WHAT TO WORK ON =>
Every record needs to come back as written, except for the pictures.

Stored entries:
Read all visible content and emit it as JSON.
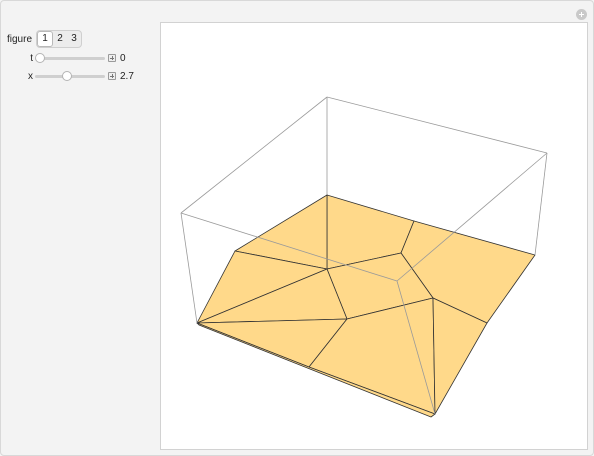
{
  "controls": {
    "figure": {
      "label": "figure",
      "options": [
        "1",
        "2",
        "3"
      ],
      "selected": "1"
    },
    "sliders": [
      {
        "label": "t",
        "value": "0",
        "level": 0.0
      },
      {
        "label": "x",
        "value": "2.7",
        "level": 0.45
      }
    ]
  },
  "colors": {
    "face_fill": "#ffd98a",
    "edge": "#333333",
    "box": "#9a9a9a"
  }
}
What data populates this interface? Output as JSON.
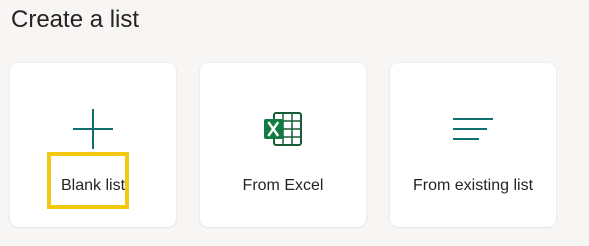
{
  "page": {
    "title": "Create a list"
  },
  "cards": [
    {
      "label": "Blank list",
      "icon": "plus-icon"
    },
    {
      "label": "From Excel",
      "icon": "excel-icon"
    },
    {
      "label": "From existing list",
      "icon": "list-lines-icon"
    }
  ],
  "colors": {
    "accent_teal": "#0f6e6e",
    "excel_green": "#185c37",
    "highlight": "#f2c811",
    "text": "#252423",
    "background": "#f8f6f4"
  }
}
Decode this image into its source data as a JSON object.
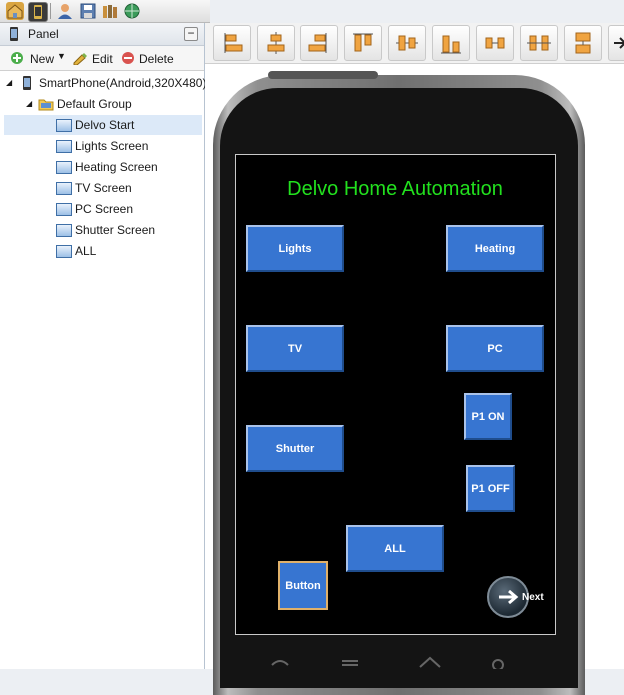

OUTPUT FOR THIS TASK =>
Read all visible content and emit it as JSON.
{
  "controls": {
    "figure": {
      "label": "figure",
      "options": [
        "1",
        "2",
        "3"
      ],
      "selected": "1"
    },
    "sliders": [
      {
        "label": "t",
        "value": "0",
        "level": 0.0
      },
      {
        "label": "x",
        "value": "2.7",
        "level": 0.45
      }
    ]
  },
  "colors": {
    "face_fill": "#ffd98a",
    "edge": "#333333",
    "box": "#9a9a9a"
  }
}
What data populates this interface? Output as JSON.
{
  "page": {
    "title": "Create a list"
  },
  "cards": [
    {
      "label": "Blank list",
      "icon": "plus-icon"
    },
    {
      "label": "From Excel",
      "icon": "excel-icon"
    },
    {
      "label": "From existing list",
      "icon": "list-lines-icon"
    }
  ],
  "colors": {
    "accent_teal": "#0f6e6e",
    "excel_green": "#185c37",
    "highlight": "#f2c811",
    "text": "#252423",
    "background": "#f8f6f4"
  }
}
Decode this image into its source data as a JSON object.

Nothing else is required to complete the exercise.